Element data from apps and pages
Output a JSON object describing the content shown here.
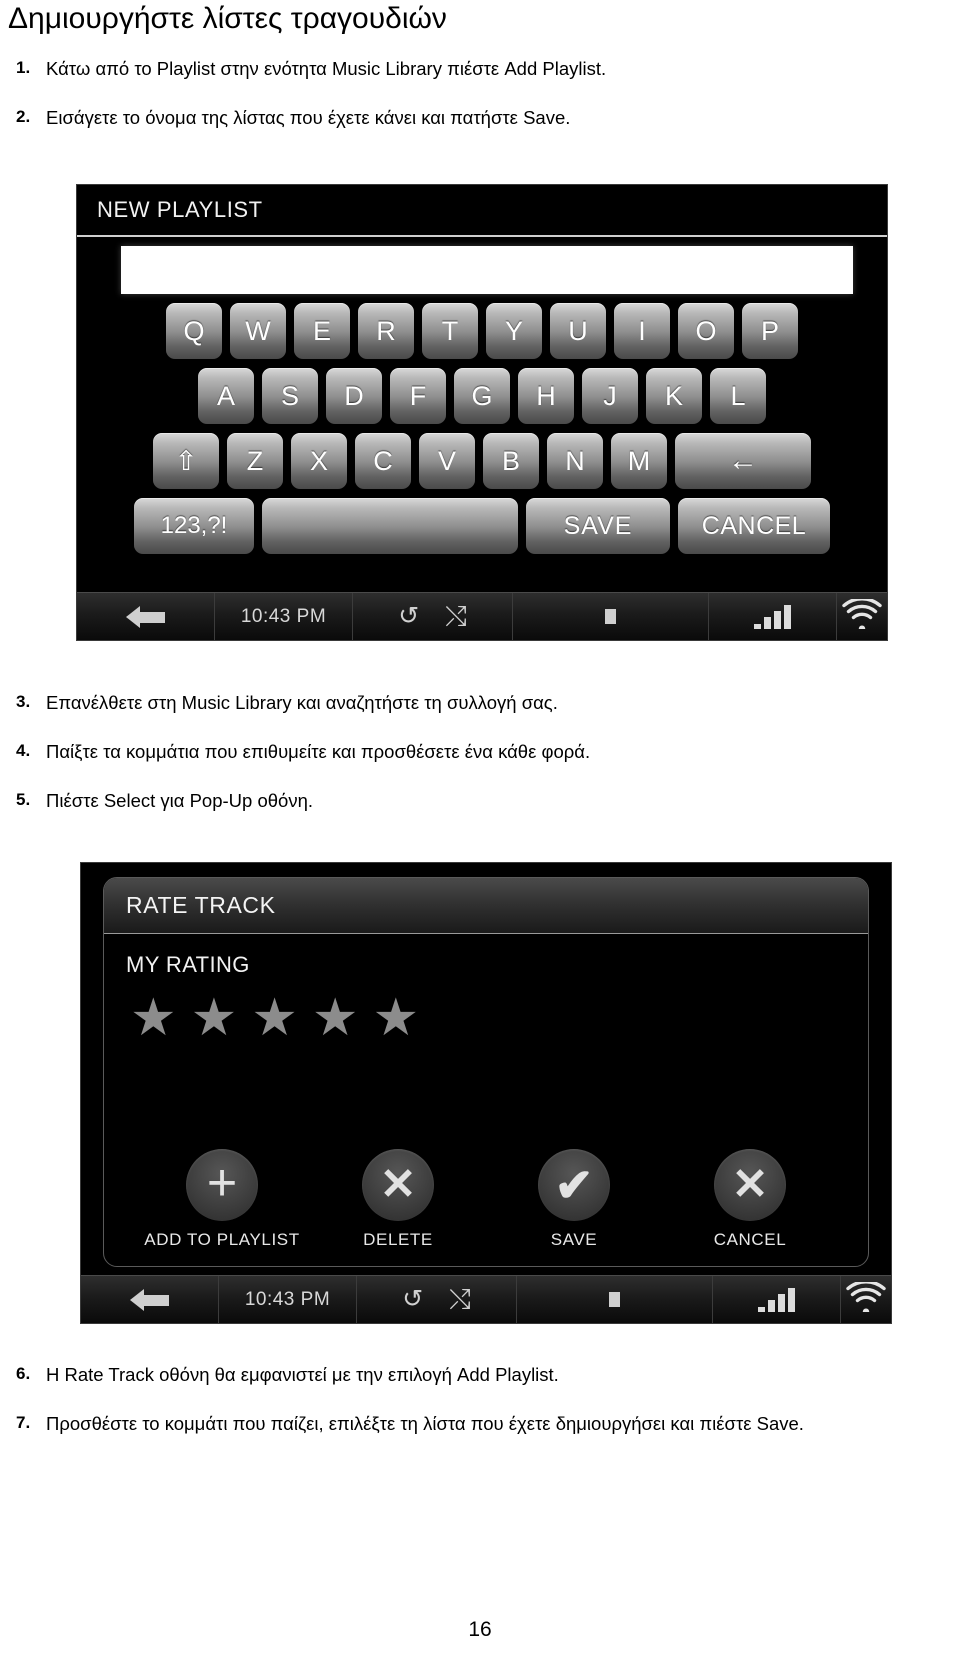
{
  "document": {
    "title": "Δημιουργήστε λίστες τραγουδιών",
    "page_number": "16",
    "steps_top": [
      {
        "num": "1.",
        "text": "Κάτω από το Playlist στην ενότητα Music Library πιέστε Add Playlist."
      },
      {
        "num": "2.",
        "text": "Εισάγετε το όνομα της λίστας που έχετε κάνει και πατήστε Save."
      }
    ],
    "steps_mid": [
      {
        "num": "3.",
        "text": "Επανέλθετε στη Music Library και αναζητήστε τη συλλογή σας."
      },
      {
        "num": "4.",
        "text": "Παίξτε τα κομμάτια που επιθυμείτε και προσθέσετε ένα κάθε φορά."
      },
      {
        "num": "5.",
        "text": "Πιέστε Select για Pop-Up οθόνη."
      }
    ],
    "steps_bottom": [
      {
        "num": "6.",
        "text": "Η Rate Track οθόνη θα εμφανιστεί με την επιλογή Add Playlist."
      },
      {
        "num": "7.",
        "text": "Προσθέστε το κομμάτι που παίζει, επιλέξτε τη λίστα που έχετε δημιουργήσει και πιέστε Save."
      }
    ]
  },
  "keyboard_screen": {
    "header_title": "NEW PLAYLIST",
    "text_input_value": "",
    "text_input_placeholder": "",
    "rows": {
      "row1": [
        "Q",
        "W",
        "E",
        "R",
        "T",
        "Y",
        "U",
        "I",
        "O",
        "P"
      ],
      "row2": [
        "A",
        "S",
        "D",
        "F",
        "G",
        "H",
        "J",
        "K",
        "L"
      ],
      "row3_shift": "⇧",
      "row3": [
        "Z",
        "X",
        "C",
        "V",
        "B",
        "N",
        "M"
      ],
      "row3_backspace": "←",
      "row4_numbers": "123,?!",
      "row4_space": "",
      "row4_save": "SAVE",
      "row4_cancel": "CANCEL"
    }
  },
  "rate_screen": {
    "header_title": "RATE TRACK",
    "subtitle": "MY RATING",
    "stars": [
      "★",
      "★",
      "★",
      "★",
      "★"
    ],
    "rating_value": 0,
    "actions": [
      {
        "glyph": "✛",
        "icon": "plus-icon",
        "label": "ADD TO PLAYLIST"
      },
      {
        "glyph": "✕",
        "icon": "x-icon",
        "label": "DELETE"
      },
      {
        "glyph": "✔",
        "icon": "check-icon",
        "label": "SAVE"
      },
      {
        "glyph": "✕",
        "icon": "x-icon",
        "label": "CANCEL"
      }
    ]
  },
  "status_bar": {
    "back_icon": "back-arrow-icon",
    "time": "10:43 PM",
    "repeat_icon": "↺",
    "shuffle_icon": "⤭",
    "stop_icon": "stop-square-icon",
    "volume_icon": "signal-bars-icon",
    "wifi_icon": "((·))"
  },
  "colors": {
    "page_background": "#ffffff",
    "screen_background": "#000000",
    "key_text": "#ffffff",
    "star_gray": "#8c8c8c",
    "status_text": "#d8d8d8"
  }
}
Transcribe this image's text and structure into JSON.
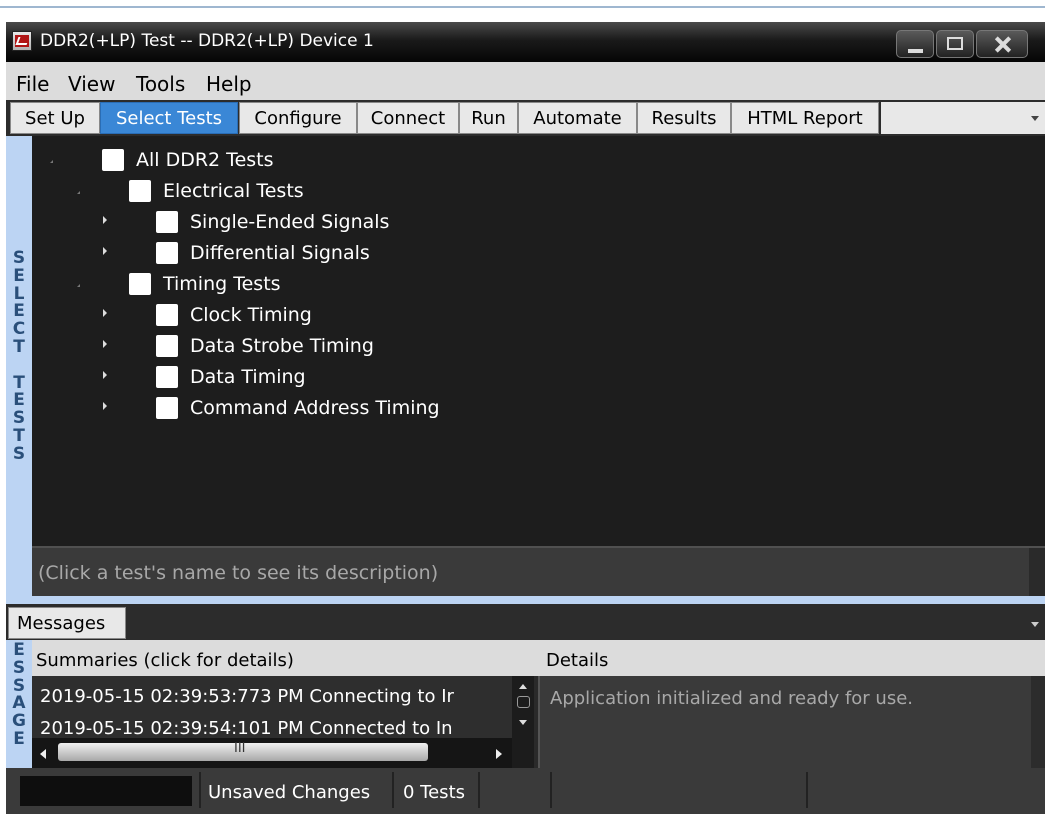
{
  "window": {
    "title": "DDR2(+LP) Test -- DDR2(+LP) Device 1"
  },
  "menu": {
    "items": [
      "File",
      "View",
      "Tools",
      "Help"
    ]
  },
  "tabs": [
    {
      "label": "Set Up",
      "active": false
    },
    {
      "label": "Select Tests",
      "active": true
    },
    {
      "label": "Configure",
      "active": false
    },
    {
      "label": "Connect",
      "active": false
    },
    {
      "label": "Run",
      "active": false
    },
    {
      "label": "Automate",
      "active": false
    },
    {
      "label": "Results",
      "active": false
    },
    {
      "label": "HTML Report",
      "active": false
    }
  ],
  "side_label": "SELECT TESTS",
  "tree": [
    {
      "label": "All DDR2 Tests",
      "expanded": true,
      "checked": false
    },
    {
      "label": "Electrical Tests",
      "expanded": true,
      "checked": false
    },
    {
      "label": "Single-Ended Signals",
      "expanded": false,
      "checked": false
    },
    {
      "label": "Differential Signals",
      "expanded": false,
      "checked": false
    },
    {
      "label": "Timing Tests",
      "expanded": true,
      "checked": false
    },
    {
      "label": "Clock Timing",
      "expanded": false,
      "checked": false
    },
    {
      "label": "Data Strobe Timing",
      "expanded": false,
      "checked": false
    },
    {
      "label": "Data Timing",
      "expanded": false,
      "checked": false
    },
    {
      "label": "Command Address Timing",
      "expanded": false,
      "checked": false
    }
  ],
  "description_placeholder": "(Click a test's name to see its description)",
  "messages": {
    "tab": "Messages",
    "side_label": "ESSAGE",
    "summaries_header": "Summaries (click for details)",
    "details_header": "Details",
    "summaries": [
      "2019-05-15 02:39:53:773 PM Connecting to Ir",
      "2019-05-15 02:39:54:101 PM Connected to In"
    ],
    "details": "Application initialized and ready for use.",
    "scroll_grip": "III"
  },
  "status": {
    "unsaved": "Unsaved Changes",
    "tests": "0 Tests"
  },
  "colors": {
    "accent": "#3a87d6",
    "side_strip": "#bcd4f3",
    "panel_bg": "#1d1d1d"
  }
}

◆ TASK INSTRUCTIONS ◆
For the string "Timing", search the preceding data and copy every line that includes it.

◆ TASK RESPONSE ◆
      "label": "Timing Tests",
      "label": "Clock Timing",
      "label": "Data Strobe Timing",
      "label": "Data Timing",
      "label": "Command Address Timing",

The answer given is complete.